(TASK STATEMENT) From start to finish, set down the entries below exactly, leaving out the pictures.

(DATA UNDER STUDY)
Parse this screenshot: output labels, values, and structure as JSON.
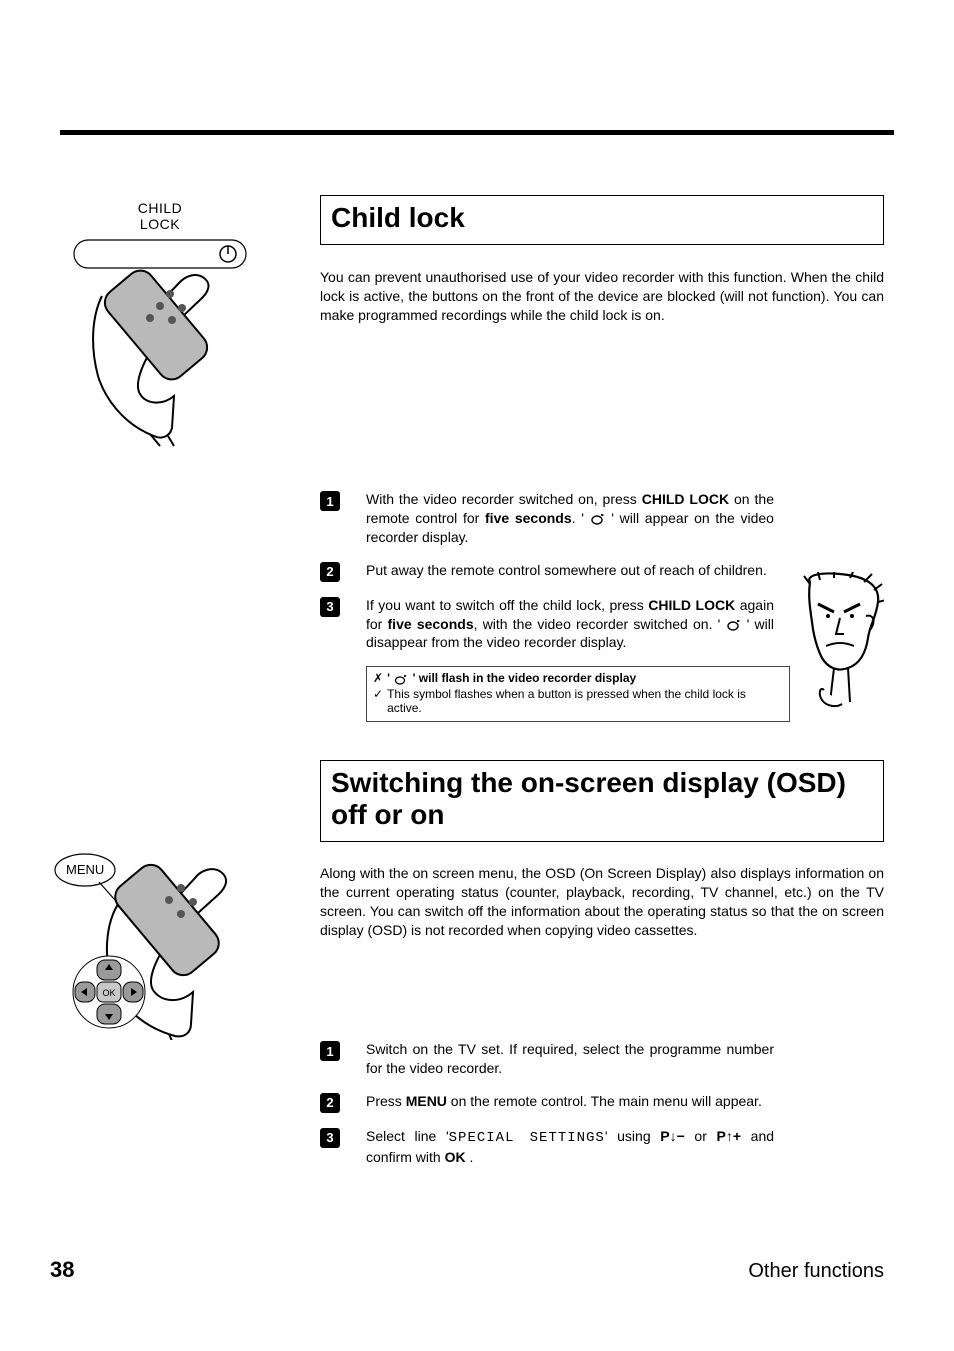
{
  "page_number": "38",
  "footer_label": "Other functions",
  "illustrations": {
    "child_lock_label_1": "CHILD",
    "child_lock_label_2": "LOCK",
    "menu_label": "MENU"
  },
  "section1": {
    "title": "Child lock",
    "intro": "You can prevent unauthorised use of your video recorder with this function. When the child lock is active, the buttons on the front of the device are blocked (will not function). You can make programmed recordings while the child lock is on.",
    "steps": {
      "s1": {
        "num": "1",
        "pre": "With the video recorder switched on, press ",
        "btn": "CHILD LOCK",
        "mid": " on the remote control for ",
        "bold2": "five seconds",
        "post1": ". ' ",
        "post2": " ' will appear on the video recorder display."
      },
      "s2": {
        "num": "2",
        "text": "Put away the remote control somewhere out of reach of children."
      },
      "s3": {
        "num": "3",
        "pre": "If you want to switch off the child lock, press ",
        "btn": "CHILD LOCK",
        "mid": " again for ",
        "bold2": "five seconds",
        "post1": ", with the video recorder switched on. ' ",
        "post2": " ' will disappear from the video recorder display."
      }
    },
    "tip": {
      "l1_pre": "✗",
      "l1_mid": "' ",
      "l1_post": " ' will flash in the video recorder display",
      "l2_pre": "✓",
      "l2_text": "This symbol flashes when a button is pressed when the child lock is active."
    }
  },
  "section2": {
    "title": "Switching the on-screen display (OSD) off or on",
    "intro": "Along with the on screen menu, the OSD (On Screen Display) also displays information on the current operating status (counter, playback, recording, TV channel, etc.) on the TV screen. You can switch off the information about the operating status so that the on screen display (OSD) is not recorded when copying video cassettes.",
    "steps": {
      "s1": {
        "num": "1",
        "text": "Switch on the TV set. If required, select the programme number for the video recorder."
      },
      "s2": {
        "num": "2",
        "pre": "Press ",
        "btn": "MENU",
        "post": " on the remote control. The main menu will appear."
      },
      "s3": {
        "num": "3",
        "pre": "Select line '",
        "mono": "SPECIAL SETTINGS",
        "mid": "' using ",
        "k1": "P",
        "k1sym": "↓−",
        "or": " or ",
        "k2": "P",
        "k2sym": "↑+",
        "post": " and confirm with ",
        "ok": "OK",
        "end": " ."
      }
    }
  }
}
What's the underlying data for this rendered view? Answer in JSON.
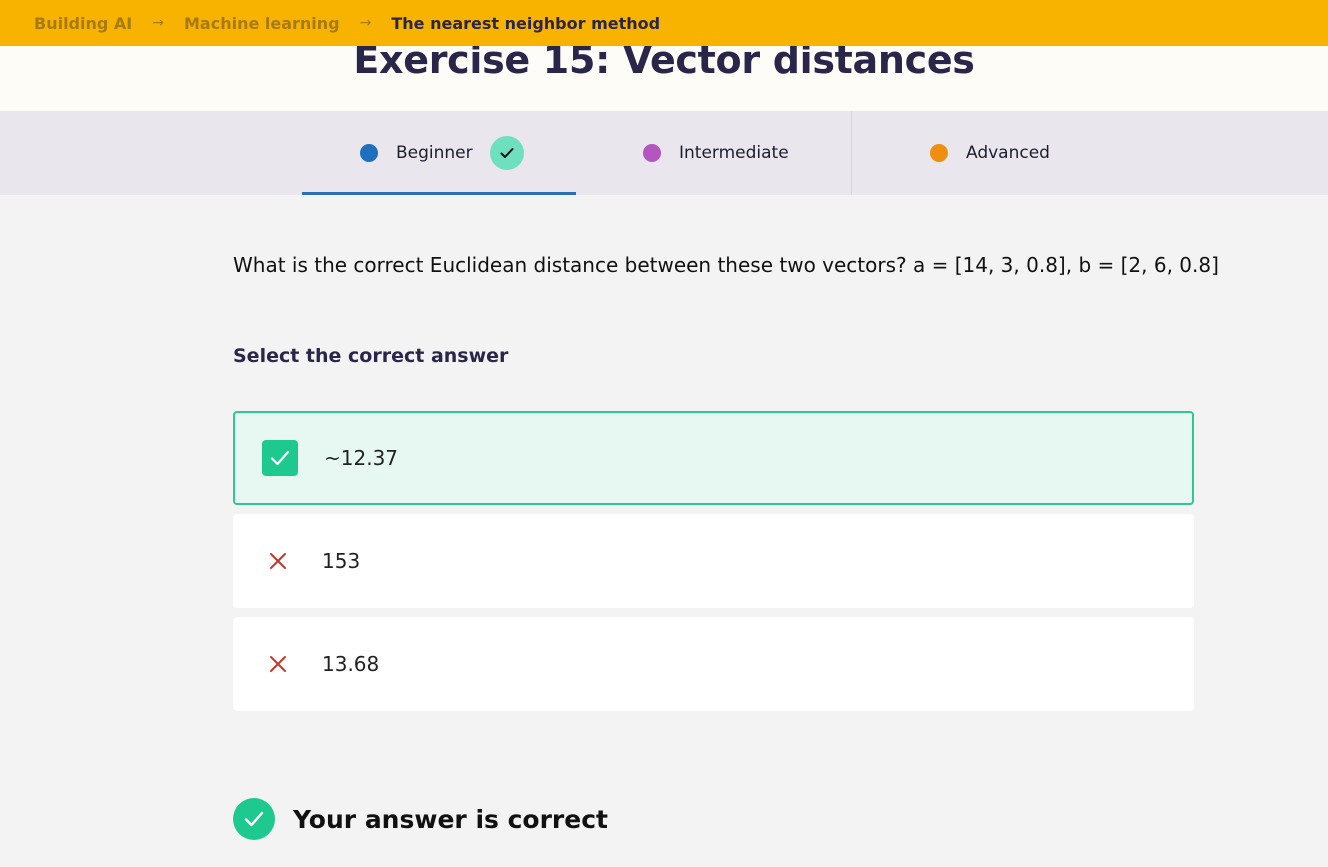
{
  "breadcrumb": {
    "items": [
      {
        "label": "Building AI"
      },
      {
        "label": "Machine learning"
      }
    ],
    "arrow": "→",
    "current": "The nearest neighbor method"
  },
  "page": {
    "title": "Exercise 15: Vector distances"
  },
  "tabs": [
    {
      "label": "Beginner",
      "dot_color": "#1f6fbf",
      "completed": true,
      "active": true
    },
    {
      "label": "Intermediate",
      "dot_color": "#b555c0",
      "completed": false,
      "active": false
    },
    {
      "label": "Advanced",
      "dot_color": "#ef8f12",
      "completed": false,
      "active": false
    }
  ],
  "question": {
    "text": "What is the correct Euclidean distance between these two vectors? a = [14, 3, 0.8], b = [2, 6, 0.8]",
    "select_label": "Select the correct answer"
  },
  "options": [
    {
      "label": "~12.37",
      "status": "correct",
      "icon": "check-icon"
    },
    {
      "label": "153",
      "status": "wrong",
      "icon": "cross-icon"
    },
    {
      "label": "13.68",
      "status": "wrong",
      "icon": "cross-icon"
    }
  ],
  "result": {
    "text": "Your answer is correct",
    "icon": "check-circle-icon"
  },
  "colors": {
    "topbar": "#f8b300",
    "accent_green": "#1ec98f",
    "wrong_red": "#c0392b",
    "title": "#29264a"
  }
}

(RESULT FOR THIS TASK)
Parse this screenshot: output labels, values, and structure as JSON.
{
  "page_number": "38",
  "footer_label": "Other functions",
  "illustrations": {
    "child_lock_label_1": "CHILD",
    "child_lock_label_2": "LOCK",
    "menu_label": "MENU"
  },
  "section1": {
    "title": "Child lock",
    "intro": "You can prevent unauthorised use of your video recorder with this function. When the child lock is active, the buttons on the front of the device are blocked (will not function). You can make programmed recordings while the child lock is on.",
    "steps": {
      "s1": {
        "num": "1",
        "pre": "With the video recorder switched on, press ",
        "btn": "CHILD LOCK",
        "mid": " on the remote control for ",
        "bold2": "five seconds",
        "post1": ". ' ",
        "post2": " ' will appear on the video recorder display."
      },
      "s2": {
        "num": "2",
        "text": "Put away the remote control somewhere out of reach of children."
      },
      "s3": {
        "num": "3",
        "pre": "If you want to switch off the child lock, press ",
        "btn": "CHILD LOCK",
        "mid": " again for ",
        "bold2": "five seconds",
        "post1": ", with the video recorder switched on. ' ",
        "post2": " ' will disappear from the video recorder display."
      }
    },
    "tip": {
      "l1_pre": "✗",
      "l1_mid": "' ",
      "l1_post": " ' will flash in the video recorder display",
      "l2_pre": "✓",
      "l2_text": "This symbol flashes when a button is pressed when the child lock is active."
    }
  },
  "section2": {
    "title": "Switching the on-screen display (OSD) off or on",
    "intro": "Along with the on screen menu, the OSD (On Screen Display) also displays information on the current operating status (counter, playback, recording, TV channel, etc.) on the TV screen. You can switch off the information about the operating status so that the on screen display (OSD) is not recorded when copying video cassettes.",
    "steps": {
      "s1": {
        "num": "1",
        "text": "Switch on the TV set. If required, select the programme number for the video recorder."
      },
      "s2": {
        "num": "2",
        "pre": "Press ",
        "btn": "MENU",
        "post": " on the remote control. The main menu will appear."
      },
      "s3": {
        "num": "3",
        "pre": "Select line '",
        "mono": "SPECIAL SETTINGS",
        "mid": "' using ",
        "k1": "P",
        "k1sym": "↓−",
        "or": " or ",
        "k2": "P",
        "k2sym": "↑+",
        "post": " and confirm with ",
        "ok": "OK",
        "end": " ."
      }
    }
  }
}
What's the underlying data for this rendered view? Answer in JSON.
{
  "breadcrumb": {
    "items": [
      {
        "label": "Building AI"
      },
      {
        "label": "Machine learning"
      }
    ],
    "arrow": "→",
    "current": "The nearest neighbor method"
  },
  "page": {
    "title": "Exercise 15: Vector distances"
  },
  "tabs": [
    {
      "label": "Beginner",
      "dot_color": "#1f6fbf",
      "completed": true,
      "active": true
    },
    {
      "label": "Intermediate",
      "dot_color": "#b555c0",
      "completed": false,
      "active": false
    },
    {
      "label": "Advanced",
      "dot_color": "#ef8f12",
      "completed": false,
      "active": false
    }
  ],
  "question": {
    "text": "What is the correct Euclidean distance between these two vectors? a = [14, 3, 0.8], b = [2, 6, 0.8]",
    "select_label": "Select the correct answer"
  },
  "options": [
    {
      "label": "~12.37",
      "status": "correct",
      "icon": "check-icon"
    },
    {
      "label": "153",
      "status": "wrong",
      "icon": "cross-icon"
    },
    {
      "label": "13.68",
      "status": "wrong",
      "icon": "cross-icon"
    }
  ],
  "result": {
    "text": "Your answer is correct",
    "icon": "check-circle-icon"
  },
  "colors": {
    "topbar": "#f8b300",
    "accent_green": "#1ec98f",
    "wrong_red": "#c0392b",
    "title": "#29264a"
  }
}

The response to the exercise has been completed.